Food safety is a property of both the process and the material. You can't stick food-safe material in a printer that has previously been used to print something food-dangerous and expect the result to be food safe.
The only way to know if a given material is food-safe is to ask your supplier, but a lot depends on how you then process it. For instance, FDM printers often have brass nozzles, which contain lead. To print food-safe materials, you need to use a stainless steel nozzle.
Food safe materials can be identified by mean of an universal symbol.

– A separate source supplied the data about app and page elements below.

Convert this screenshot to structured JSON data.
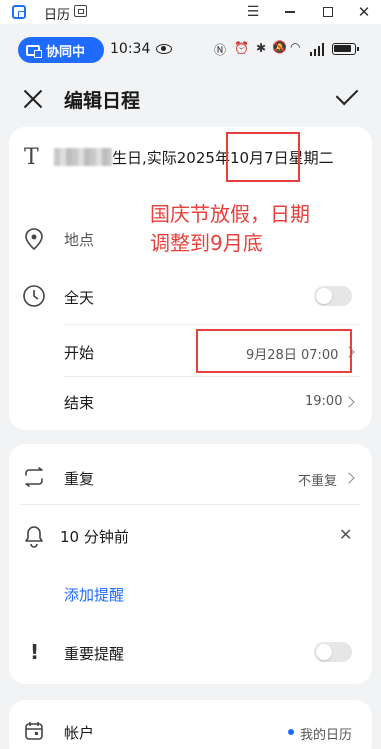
{
  "window": {
    "title": "日历",
    "controls": [
      "menu",
      "minimize",
      "maximize",
      "close"
    ]
  },
  "status_bar": {
    "collab_label": "协同中",
    "time": "10:34"
  },
  "header": {
    "title": "编辑日程"
  },
  "event": {
    "title_visible": "生日,实际2025年10月7日星期二",
    "location_placeholder": "地点",
    "all_day_label": "全天",
    "all_day_on": false,
    "start_label": "开始",
    "start_value": "9月28日 07:00",
    "end_label": "结束",
    "end_value": "19:00"
  },
  "annotation": {
    "text_line1": "国庆节放假，日期",
    "text_line2": "调整到9月底",
    "color": "#e8403a"
  },
  "options": {
    "repeat_label": "重复",
    "repeat_value": "不重复",
    "reminder_label": "10 分钟前",
    "add_reminder_label": "添加提醒",
    "important_label": "重要提醒",
    "important_on": false,
    "account_label": "帐户",
    "account_value": "我的日历"
  },
  "colors": {
    "accent": "#1f6bff",
    "background": "#f1f3f5",
    "annotation": "#e8403a"
  }
}
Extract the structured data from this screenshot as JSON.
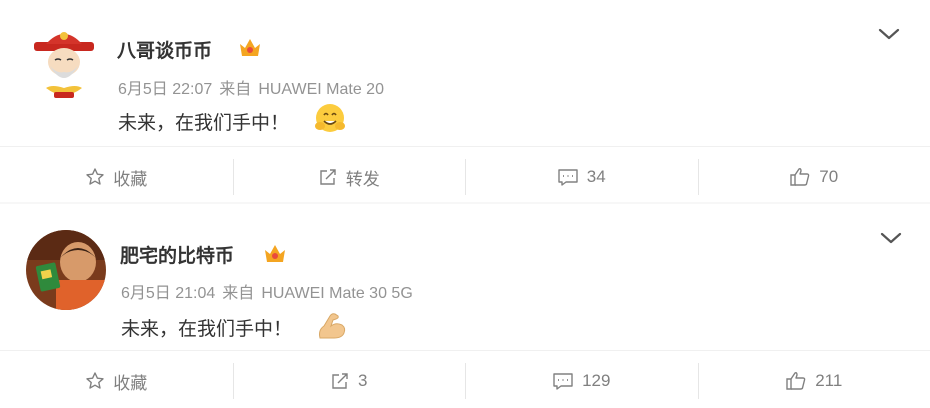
{
  "posts": [
    {
      "author": "八哥谈币币",
      "date": "6月5日 22:07",
      "source_prefix": "来自",
      "device": "HUAWEI Mate 20",
      "text": "未来，在我们手中！",
      "emoji_icon": "hugging-face-icon",
      "actions": {
        "favorite": "收藏",
        "repost": "转发",
        "comments": "34",
        "likes": "70"
      }
    },
    {
      "author": "肥宅的比特币",
      "date": "6月5日 21:04",
      "source_prefix": "来自",
      "device": "HUAWEI Mate 30 5G",
      "text": "未来，在我们手中！",
      "emoji_icon": "flexed-biceps-icon",
      "actions": {
        "favorite": "收藏",
        "repost": "3",
        "comments": "129",
        "likes": "211"
      }
    }
  ],
  "colors": {
    "text": "#333333",
    "meta": "#939393",
    "badge": "#f4a521"
  }
}
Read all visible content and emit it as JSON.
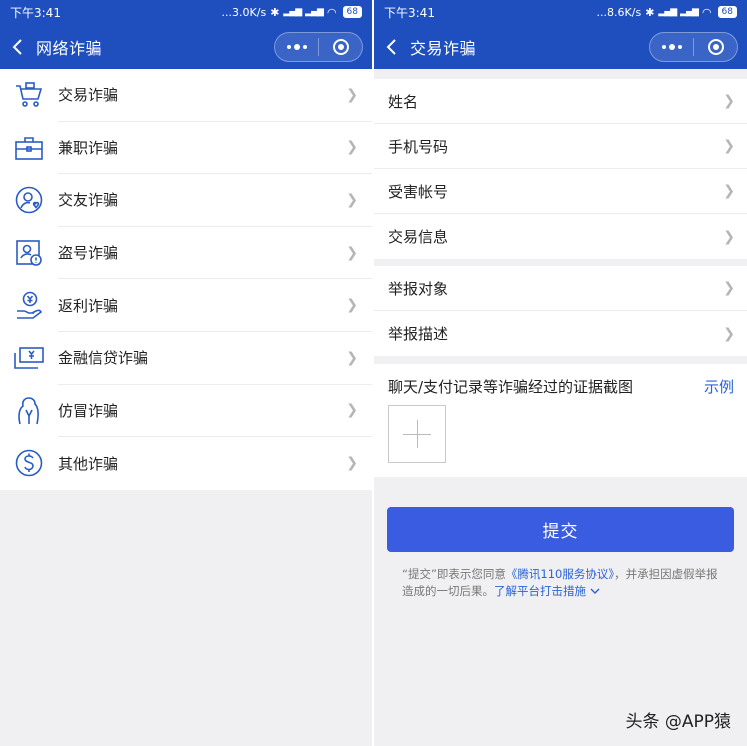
{
  "left": {
    "status": {
      "time": "下午3:41",
      "speed": "...3.0K/s",
      "battery": "68"
    },
    "nav": {
      "title": "网络诈骗"
    },
    "categories": [
      {
        "label": "交易诈骗",
        "icon": "cart-icon"
      },
      {
        "label": "兼职诈骗",
        "icon": "briefcase-icon"
      },
      {
        "label": "交友诈骗",
        "icon": "friend-heart-icon"
      },
      {
        "label": "盗号诈骗",
        "icon": "account-alert-icon"
      },
      {
        "label": "返利诈骗",
        "icon": "rebate-hand-icon"
      },
      {
        "label": "金融信贷诈骗",
        "icon": "money-card-icon"
      },
      {
        "label": "仿冒诈骗",
        "icon": "impersonate-icon"
      },
      {
        "label": "其他诈骗",
        "icon": "dollar-circle-icon"
      }
    ]
  },
  "right": {
    "status": {
      "time": "下午3:41",
      "speed": "...8.6K/s",
      "battery": "68"
    },
    "nav": {
      "title": "交易诈骗"
    },
    "group1": [
      "姓名",
      "手机号码",
      "受害帐号",
      "交易信息"
    ],
    "group2": [
      "举报对象",
      "举报描述"
    ],
    "evidence": {
      "label": "聊天/支付记录等诈骗经过的证据截图",
      "example": "示例"
    },
    "submit_label": "提交",
    "agreement": {
      "prefix": "“提交”即表示您同意",
      "link": "《腾讯110服务协议》",
      "middle": "，并承担因虚假举报造成的一切后果。",
      "learn_more": "了解平台打击措施"
    }
  },
  "watermark": "头条 @APP猿",
  "colors": {
    "brand_blue": "#1f4fbf",
    "button_blue": "#3a5ce0",
    "link_blue": "#2a63d6",
    "background": "#f0f0f2"
  }
}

Moreover, to ensure food-safety of a 3D printed model you may need to further process it (for instance, by vapor smoothing or coating with a food-safe lacquer). Some claims circulate on the internet that 3D printed models may have surface porosity in which bacteria can grow, but I've not been able to find a reliable source for this claim. Still, you need to be cautious.